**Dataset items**
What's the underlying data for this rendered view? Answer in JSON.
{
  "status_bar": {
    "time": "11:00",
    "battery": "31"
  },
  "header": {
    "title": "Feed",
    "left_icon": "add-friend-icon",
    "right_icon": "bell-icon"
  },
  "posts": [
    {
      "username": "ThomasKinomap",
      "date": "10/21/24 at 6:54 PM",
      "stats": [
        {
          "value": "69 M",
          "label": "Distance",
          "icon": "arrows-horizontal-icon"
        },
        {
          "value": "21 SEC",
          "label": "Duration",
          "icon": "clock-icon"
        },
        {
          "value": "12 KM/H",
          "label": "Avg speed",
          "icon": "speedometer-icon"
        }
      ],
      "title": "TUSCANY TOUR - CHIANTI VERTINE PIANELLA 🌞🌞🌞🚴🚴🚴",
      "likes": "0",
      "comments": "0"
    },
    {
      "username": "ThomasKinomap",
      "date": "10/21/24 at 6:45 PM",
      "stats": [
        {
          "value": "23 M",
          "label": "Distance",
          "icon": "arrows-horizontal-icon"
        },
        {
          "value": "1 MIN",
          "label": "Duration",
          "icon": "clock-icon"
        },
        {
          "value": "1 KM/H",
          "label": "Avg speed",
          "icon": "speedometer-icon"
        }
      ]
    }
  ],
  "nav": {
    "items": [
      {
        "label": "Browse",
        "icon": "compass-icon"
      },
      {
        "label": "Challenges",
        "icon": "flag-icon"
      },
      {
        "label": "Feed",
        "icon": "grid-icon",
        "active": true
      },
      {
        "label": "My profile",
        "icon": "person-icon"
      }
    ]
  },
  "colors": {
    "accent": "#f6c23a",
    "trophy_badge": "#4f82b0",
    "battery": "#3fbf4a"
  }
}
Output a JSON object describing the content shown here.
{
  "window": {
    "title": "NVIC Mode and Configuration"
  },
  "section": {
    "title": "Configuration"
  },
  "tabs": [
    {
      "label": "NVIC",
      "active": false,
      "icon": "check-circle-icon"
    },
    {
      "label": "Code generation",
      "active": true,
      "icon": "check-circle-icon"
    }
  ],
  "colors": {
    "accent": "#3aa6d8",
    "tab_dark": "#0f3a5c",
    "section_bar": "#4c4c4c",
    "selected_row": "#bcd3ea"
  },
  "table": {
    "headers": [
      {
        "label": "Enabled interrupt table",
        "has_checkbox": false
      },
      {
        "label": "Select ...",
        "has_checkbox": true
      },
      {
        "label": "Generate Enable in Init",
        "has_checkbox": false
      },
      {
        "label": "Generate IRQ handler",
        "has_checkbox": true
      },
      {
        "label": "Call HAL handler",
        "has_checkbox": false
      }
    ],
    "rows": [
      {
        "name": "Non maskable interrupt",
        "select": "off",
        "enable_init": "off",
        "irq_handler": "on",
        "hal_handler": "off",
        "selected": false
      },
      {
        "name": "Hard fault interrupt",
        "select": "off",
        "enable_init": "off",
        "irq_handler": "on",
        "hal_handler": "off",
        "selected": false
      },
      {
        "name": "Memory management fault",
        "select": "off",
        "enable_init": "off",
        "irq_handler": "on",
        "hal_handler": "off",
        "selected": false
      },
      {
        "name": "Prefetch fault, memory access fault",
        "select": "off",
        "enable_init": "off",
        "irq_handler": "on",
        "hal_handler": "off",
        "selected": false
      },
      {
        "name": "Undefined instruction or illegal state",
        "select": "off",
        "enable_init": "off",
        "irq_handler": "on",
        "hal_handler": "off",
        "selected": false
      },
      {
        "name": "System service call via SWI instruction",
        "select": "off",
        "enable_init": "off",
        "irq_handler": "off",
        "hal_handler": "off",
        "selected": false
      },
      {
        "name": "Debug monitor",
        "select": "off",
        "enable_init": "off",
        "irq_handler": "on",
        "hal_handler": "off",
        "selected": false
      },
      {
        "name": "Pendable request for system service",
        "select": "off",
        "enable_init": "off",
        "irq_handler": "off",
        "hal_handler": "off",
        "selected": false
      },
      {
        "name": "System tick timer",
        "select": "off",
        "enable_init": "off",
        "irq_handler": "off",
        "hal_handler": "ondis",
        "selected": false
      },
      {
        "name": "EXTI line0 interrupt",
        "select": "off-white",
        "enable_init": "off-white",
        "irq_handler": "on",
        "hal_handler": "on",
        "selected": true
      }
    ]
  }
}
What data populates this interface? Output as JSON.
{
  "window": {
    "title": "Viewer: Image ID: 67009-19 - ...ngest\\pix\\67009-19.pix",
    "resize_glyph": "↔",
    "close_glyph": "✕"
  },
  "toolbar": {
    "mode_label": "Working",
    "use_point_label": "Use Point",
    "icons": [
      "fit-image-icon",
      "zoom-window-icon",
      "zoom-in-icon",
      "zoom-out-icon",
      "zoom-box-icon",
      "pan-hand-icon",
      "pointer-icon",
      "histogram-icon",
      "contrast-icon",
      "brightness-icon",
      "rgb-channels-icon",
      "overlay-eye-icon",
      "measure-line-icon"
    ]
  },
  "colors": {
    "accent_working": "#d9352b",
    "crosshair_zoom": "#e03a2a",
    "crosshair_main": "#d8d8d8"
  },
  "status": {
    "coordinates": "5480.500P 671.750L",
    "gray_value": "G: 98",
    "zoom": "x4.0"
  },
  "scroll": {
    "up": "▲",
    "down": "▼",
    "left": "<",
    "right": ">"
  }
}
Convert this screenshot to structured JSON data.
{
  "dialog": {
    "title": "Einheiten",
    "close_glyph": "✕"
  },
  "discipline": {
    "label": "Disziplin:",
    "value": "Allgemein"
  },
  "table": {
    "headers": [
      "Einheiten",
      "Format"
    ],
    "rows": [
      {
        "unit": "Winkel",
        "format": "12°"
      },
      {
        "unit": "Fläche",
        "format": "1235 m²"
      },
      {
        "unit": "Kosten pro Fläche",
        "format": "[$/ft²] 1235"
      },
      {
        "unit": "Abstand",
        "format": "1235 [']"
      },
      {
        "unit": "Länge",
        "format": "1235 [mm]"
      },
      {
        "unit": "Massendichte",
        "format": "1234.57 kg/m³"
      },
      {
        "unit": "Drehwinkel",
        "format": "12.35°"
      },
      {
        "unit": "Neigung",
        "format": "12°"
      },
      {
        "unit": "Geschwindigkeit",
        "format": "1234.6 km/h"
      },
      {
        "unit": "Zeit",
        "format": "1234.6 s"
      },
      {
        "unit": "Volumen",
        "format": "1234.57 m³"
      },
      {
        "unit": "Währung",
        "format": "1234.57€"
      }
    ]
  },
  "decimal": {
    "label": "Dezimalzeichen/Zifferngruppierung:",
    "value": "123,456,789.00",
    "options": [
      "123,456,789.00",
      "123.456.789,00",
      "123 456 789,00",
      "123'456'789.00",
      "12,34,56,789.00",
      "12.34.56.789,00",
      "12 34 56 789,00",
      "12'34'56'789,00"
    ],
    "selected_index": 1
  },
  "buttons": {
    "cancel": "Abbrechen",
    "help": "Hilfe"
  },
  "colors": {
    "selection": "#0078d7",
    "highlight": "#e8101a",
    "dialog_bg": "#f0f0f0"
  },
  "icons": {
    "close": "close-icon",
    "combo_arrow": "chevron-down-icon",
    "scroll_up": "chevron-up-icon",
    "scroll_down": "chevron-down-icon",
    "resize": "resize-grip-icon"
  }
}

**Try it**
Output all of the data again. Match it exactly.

**Worked solution**
What's the underlying data for this rendered view? Answer in JSON.
{
  "status_bar": {
    "time": "11:00",
    "battery": "31"
  },
  "header": {
    "title": "Feed",
    "left_icon": "add-friend-icon",
    "right_icon": "bell-icon"
  },
  "posts": [
    {
      "username": "ThomasKinomap",
      "date": "10/21/24 at 6:54 PM",
      "stats": [
        {
          "value": "69 M",
          "label": "Distance",
          "icon": "arrows-horizontal-icon"
        },
        {
          "value": "21 SEC",
          "label": "Duration",
          "icon": "clock-icon"
        },
        {
          "value": "12 KM/H",
          "label": "Avg speed",
          "icon": "speedometer-icon"
        }
      ],
      "title": "TUSCANY TOUR - CHIANTI VERTINE PIANELLA 🌞🌞🌞🚴🚴🚴",
      "likes": "0",
      "comments": "0"
    },
    {
      "username": "ThomasKinomap",
      "date": "10/21/24 at 6:45 PM",
      "stats": [
        {
          "value": "23 M",
          "label": "Distance",
          "icon": "arrows-horizontal-icon"
        },
        {
          "value": "1 MIN",
          "label": "Duration",
          "icon": "clock-icon"
        },
        {
          "value": "1 KM/H",
          "label": "Avg speed",
          "icon": "speedometer-icon"
        }
      ]
    }
  ],
  "nav": {
    "items": [
      {
        "label": "Browse",
        "icon": "compass-icon"
      },
      {
        "label": "Challenges",
        "icon": "flag-icon"
      },
      {
        "label": "Feed",
        "icon": "grid-icon",
        "active": true
      },
      {
        "label": "My profile",
        "icon": "person-icon"
      }
    ]
  },
  "colors": {
    "accent": "#f6c23a",
    "trophy_badge": "#4f82b0",
    "battery": "#3fbf4a"
  }
}
Output a JSON object describing the content shown here.
{
  "window": {
    "title": "NVIC Mode and Configuration"
  },
  "section": {
    "title": "Configuration"
  },
  "tabs": [
    {
      "label": "NVIC",
      "active": false,
      "icon": "check-circle-icon"
    },
    {
      "label": "Code generation",
      "active": true,
      "icon": "check-circle-icon"
    }
  ],
  "colors": {
    "accent": "#3aa6d8",
    "tab_dark": "#0f3a5c",
    "section_bar": "#4c4c4c",
    "selected_row": "#bcd3ea"
  },
  "table": {
    "headers": [
      {
        "label": "Enabled interrupt table",
        "has_checkbox": false
      },
      {
        "label": "Select ...",
        "has_checkbox": true
      },
      {
        "label": "Generate Enable in Init",
        "has_checkbox": false
      },
      {
        "label": "Generate IRQ handler",
        "has_checkbox": true
      },
      {
        "label": "Call HAL handler",
        "has_checkbox": false
      }
    ],
    "rows": [
      {
        "name": "Non maskable interrupt",
        "select": "off",
        "enable_init": "off",
        "irq_handler": "on",
        "hal_handler": "off",
        "selected": false
      },
      {
        "name": "Hard fault interrupt",
        "select": "off",
        "enable_init": "off",
        "irq_handler": "on",
        "hal_handler": "off",
        "selected": false
      },
      {
        "name": "Memory management fault",
        "select": "off",
        "enable_init": "off",
        "irq_handler": "on",
        "hal_handler": "off",
        "selected": false
      },
      {
        "name": "Prefetch fault, memory access fault",
        "select": "off",
        "enable_init": "off",
        "irq_handler": "on",
        "hal_handler": "off",
        "selected": false
      },
      {
        "name": "Undefined instruction or illegal state",
        "select": "off",
        "enable_init": "off",
        "irq_handler": "on",
        "hal_handler": "off",
        "selected": false
      },
      {
        "name": "System service call via SWI instruction",
        "select": "off",
        "enable_init": "off",
        "irq_handler": "off",
        "hal_handler": "off",
        "selected": false
      },
      {
        "name": "Debug monitor",
        "select": "off",
        "enable_init": "off",
        "irq_handler": "on",
        "hal_handler": "off",
        "selected": false
      },
      {
        "name": "Pendable request for system service",
        "select": "off",
        "enable_init": "off",
        "irq_handler": "off",
        "hal_handler": "off",
        "selected": false
      },
      {
        "name": "System tick timer",
        "select": "off",
        "enable_init": "off",
        "irq_handler": "off",
        "hal_handler": "ondis",
        "selected": false
      },
      {
        "name": "EXTI line0 interrupt",
        "select": "off-white",
        "enable_init": "off-white",
        "irq_handler": "on",
        "hal_handler": "on",
        "selected": true
      }
    ]
  }
}
What data populates this interface? Output as JSON.
{
  "window": {
    "title": "Viewer: Image ID: 67009-19 - ...ngest\\pix\\67009-19.pix",
    "resize_glyph": "↔",
    "close_glyph": "✕"
  },
  "toolbar": {
    "mode_label": "Working",
    "use_point_label": "Use Point",
    "icons": [
      "fit-image-icon",
      "zoom-window-icon",
      "zoom-in-icon",
      "zoom-out-icon",
      "zoom-box-icon",
      "pan-hand-icon",
      "pointer-icon",
      "histogram-icon",
      "contrast-icon",
      "brightness-icon",
      "rgb-channels-icon",
      "overlay-eye-icon",
      "measure-line-icon"
    ]
  },
  "colors": {
    "accent_working": "#d9352b",
    "crosshair_zoom": "#e03a2a",
    "crosshair_main": "#d8d8d8"
  },
  "status": {
    "coordinates": "5480.500P 671.750L",
    "gray_value": "G: 98",
    "zoom": "x4.0"
  },
  "scroll": {
    "up": "▲",
    "down": "▼",
    "left": "<",
    "right": ">"
  }
}
Convert this screenshot to structured JSON data.
{
  "dialog": {
    "title": "Einheiten",
    "close_glyph": "✕"
  },
  "discipline": {
    "label": "Disziplin:",
    "value": "Allgemein"
  },
  "table": {
    "headers": [
      "Einheiten",
      "Format"
    ],
    "rows": [
      {
        "unit": "Winkel",
        "format": "12°"
      },
      {
        "unit": "Fläche",
        "format": "1235 m²"
      },
      {
        "unit": "Kosten pro Fläche",
        "format": "[$/ft²] 1235"
      },
      {
        "unit": "Abstand",
        "format": "1235 [']"
      },
      {
        "unit": "Länge",
        "format": "1235 [mm]"
      },
      {
        "unit": "Massendichte",
        "format": "1234.57 kg/m³"
      },
      {
        "unit": "Drehwinkel",
        "format": "12.35°"
      },
      {
        "unit": "Neigung",
        "format": "12°"
      },
      {
        "unit": "Geschwindigkeit",
        "format": "1234.6 km/h"
      },
      {
        "unit": "Zeit",
        "format": "1234.6 s"
      },
      {
        "unit": "Volumen",
        "format": "1234.57 m³"
      },
      {
        "unit": "Währung",
        "format": "1234.57€"
      }
    ]
  },
  "decimal": {
    "label": "Dezimalzeichen/Zifferngruppierung:",
    "value": "123,456,789.00",
    "options": [
      "123,456,789.00",
      "123.456.789,00",
      "123 456 789,00",
      "123'456'789.00",
      "12,34,56,789.00",
      "12.34.56.789,00",
      "12 34 56 789,00",
      "12'34'56'789,00"
    ],
    "selected_index": 1
  },
  "buttons": {
    "cancel": "Abbrechen",
    "help": "Hilfe"
  },
  "colors": {
    "selection": "#0078d7",
    "highlight": "#e8101a",
    "dialog_bg": "#f0f0f0"
  },
  "icons": {
    "close": "close-icon",
    "combo_arrow": "chevron-down-icon",
    "scroll_up": "chevron-up-icon",
    "scroll_down": "chevron-down-icon",
    "resize": "resize-grip-icon"
  }
}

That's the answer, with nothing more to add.